Cold War

A passionate love story between two people of different backgrounds and temperaments, who are fatefully mismatched, set against the background of the Cold War in the 1950s in Poland, Berlin, Yugoslavia and Paris.

Pawel Pawlikowski’s follow up to the critically acclaimed ‘Ida’ is another film that explores the long lasting effects of the Second World War on the citizens of Poland, focusing this time on a couple of musicians who fall in love against the backdrop of communism. Like ‘Ida’, the film is shot in a monochrome black and white and Pawlikowski has chosen lead actors who look comfortable in the period setting. It’s a handsomely crafted film with deep themes, but something about the way it all played out left me a little cold, despite admiring the performances and the way the film was put together.

Wiktor (Tomasz Kot) is an experienced musician responsible for tutoring talented young performers, with a view to preparing them to perform in various cities across the Eastern bloc. Much of their material is political, eschewing the greatness of Stalin and other communist leaders, and we soon learn that Wiktor is looking for an escape.
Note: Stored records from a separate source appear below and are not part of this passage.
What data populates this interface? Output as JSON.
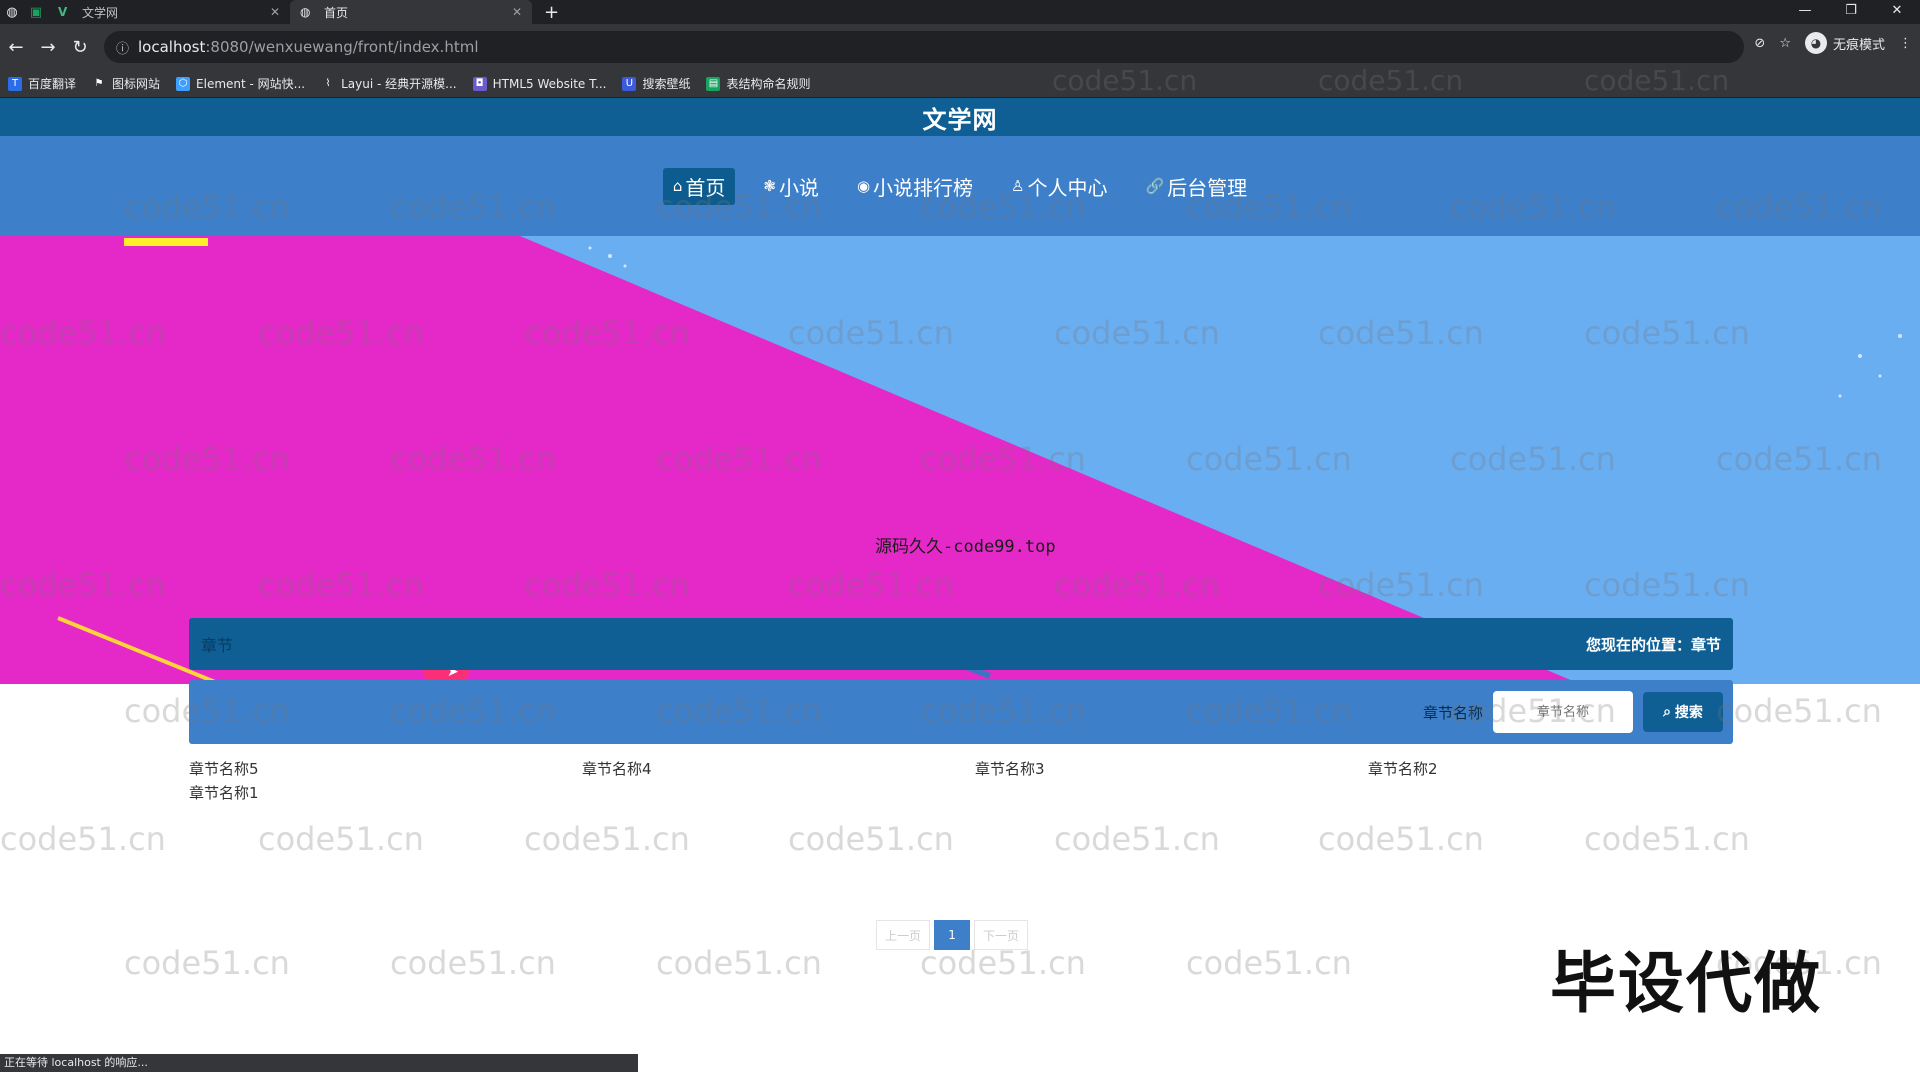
{
  "browser": {
    "tabs": [
      {
        "title": "文学网",
        "active": false
      },
      {
        "title": "首页",
        "active": true
      }
    ],
    "url_host": "localhost",
    "url_path": ":8080/wenxuewang/front/index.html",
    "incognito_label": "无痕模式",
    "bookmarks": [
      {
        "label": "百度翻译",
        "color": "#2b6de8"
      },
      {
        "label": "图标网站",
        "color": "#444444"
      },
      {
        "label": "Element - 网站快...",
        "color": "#409eff"
      },
      {
        "label": "Layui - 经典开源模...",
        "color": "#444444"
      },
      {
        "label": "HTML5 Website T...",
        "color": "#6a5acd"
      },
      {
        "label": "搜索壁纸",
        "color": "#3b5bdb"
      },
      {
        "label": "表结构命名规则",
        "color": "#1aa260"
      }
    ],
    "status_text": "正在等待 localhost 的响应..."
  },
  "site": {
    "title": "文学网",
    "nav": [
      {
        "icon": "⌂",
        "label": "首页",
        "active": true
      },
      {
        "icon": "❃",
        "label": "小说",
        "active": false
      },
      {
        "icon": "◉",
        "label": "小说排行榜",
        "active": false
      },
      {
        "icon": "♙",
        "label": "个人中心",
        "active": false
      },
      {
        "icon": "🔗",
        "label": "后台管理",
        "active": false
      }
    ],
    "banner_caption": "源码久久-code99.top",
    "carousel_dots": 3
  },
  "breadcrumb": {
    "section": "章节",
    "location": "您现在的位置：章节"
  },
  "search": {
    "label": "章节名称",
    "placeholder": "章节名称",
    "button": "搜索"
  },
  "chapters": [
    "章节名称5",
    "章节名称4",
    "章节名称3",
    "章节名称2",
    "章节名称1"
  ],
  "pagination": {
    "prev": "上一页",
    "current": "1",
    "next": "下一页"
  },
  "watermark_text": "code51.cn",
  "corner_mark": "毕设代做",
  "colors": {
    "header": "#0f5f95",
    "navbar": "#3e7fca",
    "banner_magenta": "#e528c8",
    "banner_blue": "#6aaef2"
  }
}
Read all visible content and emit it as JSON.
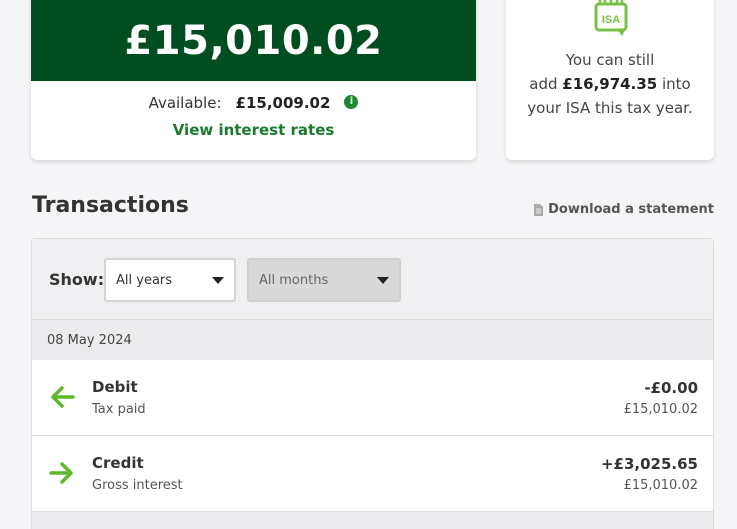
{
  "balance": {
    "amount": "£15,010.02",
    "available_label": "Available:",
    "available_value": "£15,009.02",
    "info_icon": "info-icon",
    "view_rates_label": "View interest rates"
  },
  "isa": {
    "icon": "isa-icon",
    "icon_label": "ISA",
    "line1": "You can still",
    "line2_prefix": "add ",
    "amount": "£16,974.35",
    "line2_suffix": " into",
    "line3": "your ISA this tax year."
  },
  "transactions": {
    "heading": "Transactions",
    "download_label": "Download a statement",
    "filters": {
      "show_label": "Show:",
      "year_value": "All years",
      "month_value": "All months"
    },
    "groups": [
      {
        "date": "08 May 2024",
        "items": [
          {
            "icon": "arrow-left-icon",
            "title": "Debit",
            "subtitle": "Tax paid",
            "amount": "-£0.00",
            "balance": "£15,010.02"
          },
          {
            "icon": "arrow-right-icon",
            "title": "Credit",
            "subtitle": "Gross interest",
            "amount": "+£3,025.65",
            "balance": "£15,010.02"
          }
        ]
      }
    ]
  },
  "colors": {
    "brand_dark_green": "#004d1f",
    "accent_green": "#1a7a2e",
    "arrow_green": "#5cb82b"
  }
}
His plans are compromised by a relationship he builds up with Zula (Joanna Kulig), a spunky, young woman who he falls hard for, and the film follows their complicated romantic path as they are kept apart by the politics of the time. The film jumps across various locations where the musicians perform and this shows the contrast between communist cities such as East Berlin and the liberal environment of Paris, where Wiktor settles for some time. Kot and Kulig are magnetic opposite one another and Pawlikowski does a good job of selling the anguish of their predicament, as neither can truly live as they want too whilst being with each other.

Cold War’ is a strong follow up to ‘Ida’ from Pawel Pawlikowski and continues his trend of exploring the milieu of post war Poland, but ultimately it’s a film I admired without ever being fully engaged by.

Rating: 3/5

Directed By: Pawel Pawlikowski

Starring: Joanna Kulig, Tomasz Kot, Borys Szyc, Agata Kulesza, Jeanne Balibar and Cedric Kahn

Leave a Reply

Fill in your details below or click an icon to log in: Logo

You are commenting using your account. Log Out /  Change )

Twitter picture

You are commenting using your Twitter account. Log Out /  Change )

Facebook photo

You are commenting using your Facebook account. Log Out /  Change )

Connecting to %s